### Instructions to follow
Exact reproduction of the data is required, with images excluded.

### Data listing

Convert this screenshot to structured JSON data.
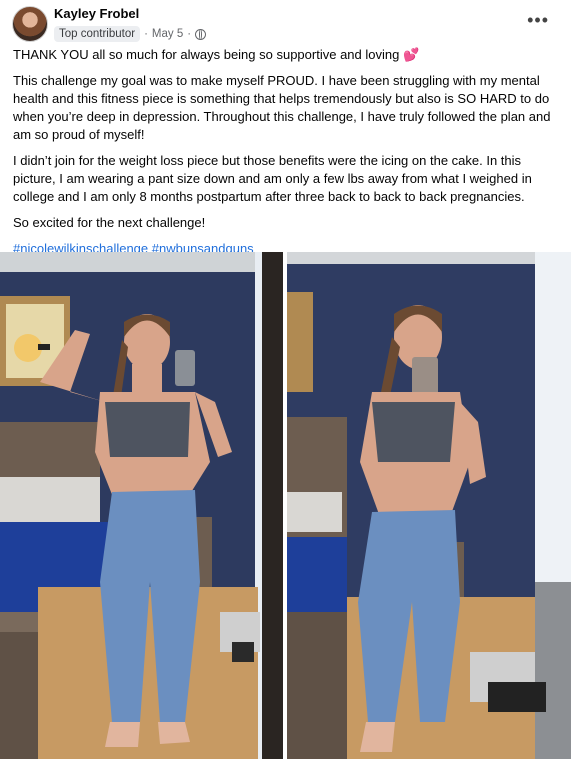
{
  "post": {
    "author": "Kayley Frobel",
    "badge": "Top contributor",
    "date": "May 5",
    "separator": "·",
    "menu_icon": "more-options-icon",
    "paragraphs": [
      "THANK YOU all so much for always being so supportive and loving 💕",
      "This challenge my goal was to make myself PROUD. I have been struggling with my mental health and this fitness piece is something that helps tremendously but also is SO HARD to do when you’re deep in depression. Throughout this challenge, I have truly followed the plan and am so proud of myself!",
      "I didn’t join for the weight loss piece but those benefits were the icing on the cake. In this picture, I am wearing a pant size down and am only a few lbs away from what I weighed in college and I am only 8 months postpartum after three back to back to back pregnancies.",
      "So excited for the next challenge!"
    ],
    "hashtags": [
      "#nicolewilkinschallenge",
      "#nwbunsandguns"
    ]
  },
  "images": {
    "left": "progress-photo-flexing",
    "right": "progress-photo-posing"
  }
}
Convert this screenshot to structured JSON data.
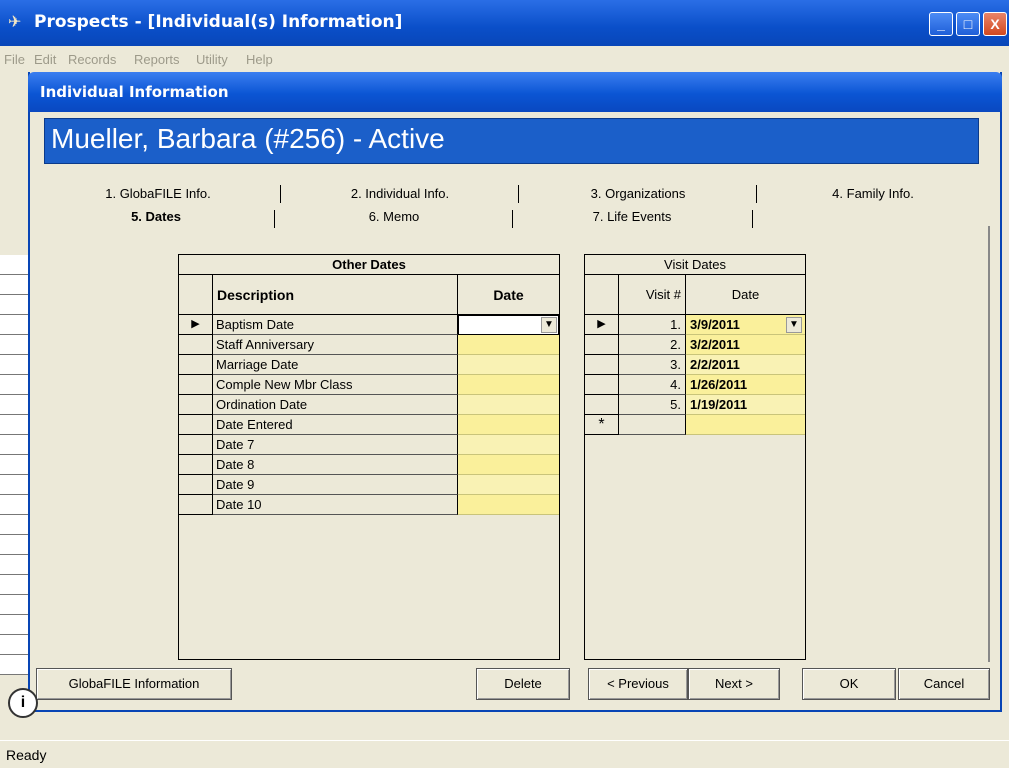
{
  "window": {
    "title": "Prospects - [Individual(s) Information]",
    "min": "_",
    "max": "□",
    "close": "X"
  },
  "menu": [
    "File",
    "Edit",
    "Records",
    "Reports",
    "Utility",
    "Help"
  ],
  "status": "Ready",
  "dialog": {
    "title": "Individual Information",
    "header": "Mueller, Barbara (#256) - Active"
  },
  "tabs_row1": [
    "1. GlobaFILE Info.",
    "2. Individual Info.",
    "3. Organizations",
    "4. Family Info."
  ],
  "tabs_row2": [
    "5. Dates",
    "6. Memo",
    "7. Life Events"
  ],
  "other_dates": {
    "title": "Other Dates",
    "col_desc": "Description",
    "col_date": "Date",
    "rows": [
      "Baptism Date",
      "Staff Anniversary",
      "Marriage Date",
      "Comple New Mbr Class",
      "Ordination Date",
      "Date Entered",
      "Date 7",
      "Date 8",
      "Date 9",
      "Date 10"
    ]
  },
  "visit_dates": {
    "title": "Visit Dates",
    "col_num": "Visit #",
    "col_date": "Date",
    "rows": [
      {
        "num": "1.",
        "date": "3/9/2011"
      },
      {
        "num": "2.",
        "date": "3/2/2011"
      },
      {
        "num": "3.",
        "date": "2/2/2011"
      },
      {
        "num": "4.",
        "date": "1/26/2011"
      },
      {
        "num": "5.",
        "date": "1/19/2011"
      }
    ],
    "new_row_marker": "*"
  },
  "buttons": {
    "globafile": "GlobaFILE Information",
    "delete": "Delete",
    "previous": "< Previous",
    "next": "Next >",
    "ok": "OK",
    "cancel": "Cancel"
  },
  "colors": {
    "titlebar": "#0a4fc9",
    "banner": "#1b5fc9",
    "date_cell": "#faf09b"
  }
}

### Completed exercise
Convert this screenshot to structured JSON data.
{
  "post": {
    "author": "Kayley Frobel",
    "badge": "Top contributor",
    "date": "May 5",
    "separator": "·",
    "menu_icon": "more-options-icon",
    "paragraphs": [
      "THANK YOU all so much for always being so supportive and loving 💕",
      "This challenge my goal was to make myself PROUD. I have been struggling with my mental health and this fitness piece is something that helps tremendously but also is SO HARD to do when you’re deep in depression. Throughout this challenge, I have truly followed the plan and am so proud of myself!",
      "I didn’t join for the weight loss piece but those benefits were the icing on the cake. In this picture, I am wearing a pant size down and am only a few lbs away from what I weighed in college and I am only 8 months postpartum after three back to back to back pregnancies.",
      "So excited for the next challenge!"
    ],
    "hashtags": [
      "#nicolewilkinschallenge",
      "#nwbunsandguns"
    ]
  },
  "images": {
    "left": "progress-photo-flexing",
    "right": "progress-photo-posing"
  }
}
Convert this screenshot to structured JSON data.
{
  "window": {
    "title": "Prospects - [Individual(s) Information]",
    "min": "_",
    "max": "□",
    "close": "X"
  },
  "menu": [
    "File",
    "Edit",
    "Records",
    "Reports",
    "Utility",
    "Help"
  ],
  "status": "Ready",
  "dialog": {
    "title": "Individual Information",
    "header": "Mueller, Barbara (#256) - Active"
  },
  "tabs_row1": [
    "1. GlobaFILE Info.",
    "2. Individual Info.",
    "3. Organizations",
    "4. Family Info."
  ],
  "tabs_row2": [
    "5. Dates",
    "6. Memo",
    "7. Life Events"
  ],
  "other_dates": {
    "title": "Other Dates",
    "col_desc": "Description",
    "col_date": "Date",
    "rows": [
      "Baptism Date",
      "Staff Anniversary",
      "Marriage Date",
      "Comple New Mbr Class",
      "Ordination Date",
      "Date Entered",
      "Date 7",
      "Date 8",
      "Date 9",
      "Date 10"
    ]
  },
  "visit_dates": {
    "title": "Visit Dates",
    "col_num": "Visit #",
    "col_date": "Date",
    "rows": [
      {
        "num": "1.",
        "date": "3/9/2011"
      },
      {
        "num": "2.",
        "date": "3/2/2011"
      },
      {
        "num": "3.",
        "date": "2/2/2011"
      },
      {
        "num": "4.",
        "date": "1/26/2011"
      },
      {
        "num": "5.",
        "date": "1/19/2011"
      }
    ],
    "new_row_marker": "*"
  },
  "buttons": {
    "globafile": "GlobaFILE Information",
    "delete": "Delete",
    "previous": "< Previous",
    "next": "Next >",
    "ok": "OK",
    "cancel": "Cancel"
  },
  "colors": {
    "titlebar": "#0a4fc9",
    "banner": "#1b5fc9",
    "date_cell": "#faf09b"
  }
}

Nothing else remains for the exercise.